Cloud telephony provider Fonality said the IP phone services included in Microsoft and Google’s cloud productivity suites were not a threat.
“We’re not seeing those as direct competitors as yet,” said Marc Englaro, managing director for Fonality Australia and Fonality’s international vice president of sales.
Neither of the telephony services supplied by Microsoft or Google were registered with the Telecommunications Industry Ombudsman (TIO) and therefore did not have to comply with legislated levels of service, Englaro said.
“In Australia we are classified as a carriage service provider (like) Telstra, Optus and AAPT. We provide a telephony service that’s regulated by the TIO. That regulatory framework gives customers the assurance that if a telco isn’t doing the right thing that there are penalties associated with not delivering a service.
Google and Microsoft’s telephony services also fell short in features compared to a dedicated telephony platform, Englaro said.
Google Voice, the IP telephony program within Google Apps’ Gmail, was “fairly basic” compared to enterprise products such as Fonality, Englaro said. Google Voice users in Australia could not make calls to the PSTN phone network, although this feature had been available in the US for about 12 months.
“It’s more a proof of concept about making phone calls over the ‘net. It’s not a system designed for inbound calls”, for example, Englaro said.
“A lot of companies would want their telephony system to provide PABX functionality. Even our smaller organisations are quickly adopting call-centre style capability to maximise the service they provide to their customers.
“That means routing calls to the next available agent, reports on how many calls are answered quickly, understanding the profile of their customers’ calling and making sure they’re doing a good job looking after them. You can’t do any of those things with Google Voice. It’s not really in the same class.”
While Microsoft’s Lync, based on the enterprise-grade Office Communicator IP telephony platform, was much more sophisticated, it required third party products to connect to the PSTN network, Englaro said.
“You can’t plug a phone line into a Lync server without going through some third-party gateways,” Englaro said.
The Lync Online service was not classified as a phone service and couldn’t make emergency calls or be held to regulated standards, Englaro said. The service wasn’t carrying calls in Australia yet according to his research, he added.
“The only announcements I have seen (say) that voice will come later. It will be a little like Skype, is what I expect. A voice-over-IP service that is intended to make cheap phone calls but not intended to be a replacement for a telephony service,” Englaro said.

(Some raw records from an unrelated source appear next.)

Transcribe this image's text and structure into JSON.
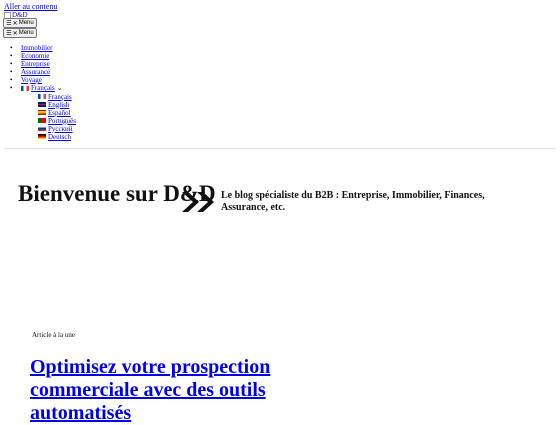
{
  "header": {
    "skip_link": "Aller au contenu",
    "logo_alt": "D&D",
    "menu_label": "Menu",
    "menu_icons": [
      "hamburger-icon",
      "close-icon"
    ]
  },
  "nav": {
    "items": [
      "Immobilier",
      "Economie",
      "Entreprise",
      "Assurance",
      "Voyage"
    ],
    "language": {
      "current": "Français",
      "options": [
        "Français",
        "English",
        "Español",
        "Português",
        "Русский",
        "Deutsch"
      ]
    }
  },
  "hero": {
    "title": "Bienvenue sur D&D",
    "tagline": "Le blog spécialiste du B2B : Entreprise, Immobilier, Finances, Assurance, etc."
  },
  "featured": {
    "label": "Article à la une",
    "title": "Optimisez votre prospection commerciale avec des outils automatisés"
  }
}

Fonality had recently added call-centre capabilities to its on-premise and cloud services such as call distribution, and statistics on unanswered calls and the speed of answering calls.
The vendor had released collaboration features through its HUD interface. These included “drag and drop” to transfer calls, presence management, enterprise-grade secure instant messaging and integration with third-party programs such as Outlook for caller identification.
An iPhone app brought many of the PABX features to the Apple platform and gave users the choice of routing calls over the 3G data network, WiFi or the GSM mobile phone network.
Customers on Fonality’s cloud service, Fonality Connect, paid $39 per month for free calls to landlines in Australia, 60 minutes of free calls per user (cumulative) to mobile phones and a Polycom IP handset, Englaro said.
Up to 95 percent of Fonality Connect customers fell under the 60-minute mobile cap and paid nothing more for their phone usage each month, Englaro said.